|Grades: 3-8 (Children as young as kindergarten can enjoy this with help
from an adult)
Time needed: 4-6 hours divided
Objectives: To introduce decorative possibilities of castoff elements to
create functional art.
- Scraps of wood panelling, wood bits, bottle caps, corks, beads, wire,plastic
- Hot glue gun, white glue
- Coping saw, jig saw (optional)
- Drill or dremel tool
- Various colours latex paint and brushes
This is a great project to celebrate a special occasion such as Mother's
or Father's Day. In this example, the children have portrayed their parents
as an anniversary gift.
The main body of the figure consists of 3 1/2" tongue in groove pine
paneling cut to about 2' lengths (free offcuts from a local woodworker).
The children are asked to make an outline of head and waist. Encourage
them to maintain the elongated character of the medium. An adult will
have to cut these out using a coping saw. OR you can eliminate any cutting
by simply gluing on a round piece to act as a face ignoring the angle
shape of the background.
The kids can cover this with "hair" made of yarn fringe, or curly kate
scrubber or buttons strung on wire and attached by drilling holes through
the wood). When they have their general body shape, they can now begin
to define body features and clothing using small bits of wood, old game
pieces, bottle caps, popsicle sticks, beads etc. (A great source for such
things is the dollar store where you will also find feathers, beads, plastic

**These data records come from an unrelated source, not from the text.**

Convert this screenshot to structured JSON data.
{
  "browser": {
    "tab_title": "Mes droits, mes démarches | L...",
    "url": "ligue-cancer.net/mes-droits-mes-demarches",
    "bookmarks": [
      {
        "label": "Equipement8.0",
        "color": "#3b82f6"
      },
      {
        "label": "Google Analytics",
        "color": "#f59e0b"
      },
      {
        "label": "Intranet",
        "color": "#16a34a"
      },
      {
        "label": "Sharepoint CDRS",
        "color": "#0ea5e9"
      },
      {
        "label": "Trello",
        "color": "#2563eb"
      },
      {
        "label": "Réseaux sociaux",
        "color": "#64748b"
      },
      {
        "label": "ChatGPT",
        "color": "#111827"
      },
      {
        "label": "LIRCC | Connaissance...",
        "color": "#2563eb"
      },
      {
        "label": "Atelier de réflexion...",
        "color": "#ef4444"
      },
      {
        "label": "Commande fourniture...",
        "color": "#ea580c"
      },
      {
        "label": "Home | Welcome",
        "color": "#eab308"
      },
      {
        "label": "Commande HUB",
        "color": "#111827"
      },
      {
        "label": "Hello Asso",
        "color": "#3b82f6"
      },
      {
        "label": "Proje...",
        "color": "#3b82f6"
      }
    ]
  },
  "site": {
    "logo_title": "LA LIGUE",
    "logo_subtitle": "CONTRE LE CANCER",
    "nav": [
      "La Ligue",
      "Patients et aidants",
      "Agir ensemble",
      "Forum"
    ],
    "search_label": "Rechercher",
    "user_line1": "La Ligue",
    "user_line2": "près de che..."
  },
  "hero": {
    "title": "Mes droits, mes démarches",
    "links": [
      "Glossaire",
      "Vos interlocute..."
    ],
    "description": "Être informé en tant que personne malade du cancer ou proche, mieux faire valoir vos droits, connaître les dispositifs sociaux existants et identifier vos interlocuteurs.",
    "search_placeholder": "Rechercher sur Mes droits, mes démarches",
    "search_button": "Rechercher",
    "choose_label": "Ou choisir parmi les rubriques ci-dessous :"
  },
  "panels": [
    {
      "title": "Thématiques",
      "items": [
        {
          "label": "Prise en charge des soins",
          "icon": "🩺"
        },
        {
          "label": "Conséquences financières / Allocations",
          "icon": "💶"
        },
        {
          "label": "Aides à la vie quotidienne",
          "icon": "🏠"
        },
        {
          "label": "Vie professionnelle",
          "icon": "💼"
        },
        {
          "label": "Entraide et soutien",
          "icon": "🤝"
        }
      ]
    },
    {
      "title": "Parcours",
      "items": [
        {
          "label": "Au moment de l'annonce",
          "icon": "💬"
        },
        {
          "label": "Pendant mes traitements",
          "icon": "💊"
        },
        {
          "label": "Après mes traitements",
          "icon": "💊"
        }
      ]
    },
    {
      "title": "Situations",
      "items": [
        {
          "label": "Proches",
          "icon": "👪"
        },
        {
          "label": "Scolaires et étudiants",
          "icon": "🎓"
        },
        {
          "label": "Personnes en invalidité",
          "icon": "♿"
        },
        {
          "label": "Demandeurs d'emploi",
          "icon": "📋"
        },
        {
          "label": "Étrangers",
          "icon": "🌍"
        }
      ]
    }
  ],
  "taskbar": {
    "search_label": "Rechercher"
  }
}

bugs and frogs etc. Kids love this stuff!) These are glued with white
glue and where necessary clothes pegs or bulldog clamps can be used to
secure the pieces as the glue dries. Another valuable tool for sticking
odd shaped things or metal is a hot glue gun.
At the next session the class can begin painting. The best results are
achieved if the child first paints the entire figure in one colour. When
that dries, it acts as a background for any further painting or decoupage.
When decoration is complete, several cup hooks are screwed in the thickest
areas for the keys to hang on. A screw eye can be attached at the top
through the thickness of the wood for easy hanging. Blue tack at the bottom
underside helps it to hang vertically.
Encourage the child to begin with attaching arms and legs...either tongue
depressor or popsicle sticks are good as are threaded punched bottle caps
on a wire.
Remember things like threaded beads and taped together feathers are
easily "sewn" on after drilling a hole through the wood and has the added
fun of being articulated or dangly.
Suggest several layers of shapes to make a skirt for instance on top
of which is a belt and maybe a fringe of dangly beads along the bottom.
Corks or beads can be added to legs for feet.
Special features could be added to represent the recipient's vocation
or hobby. For example, one child added a fishing rod with fish on the
end for his angling dad.
Contributed by Pamela Allen, (B.F.A. Queens University)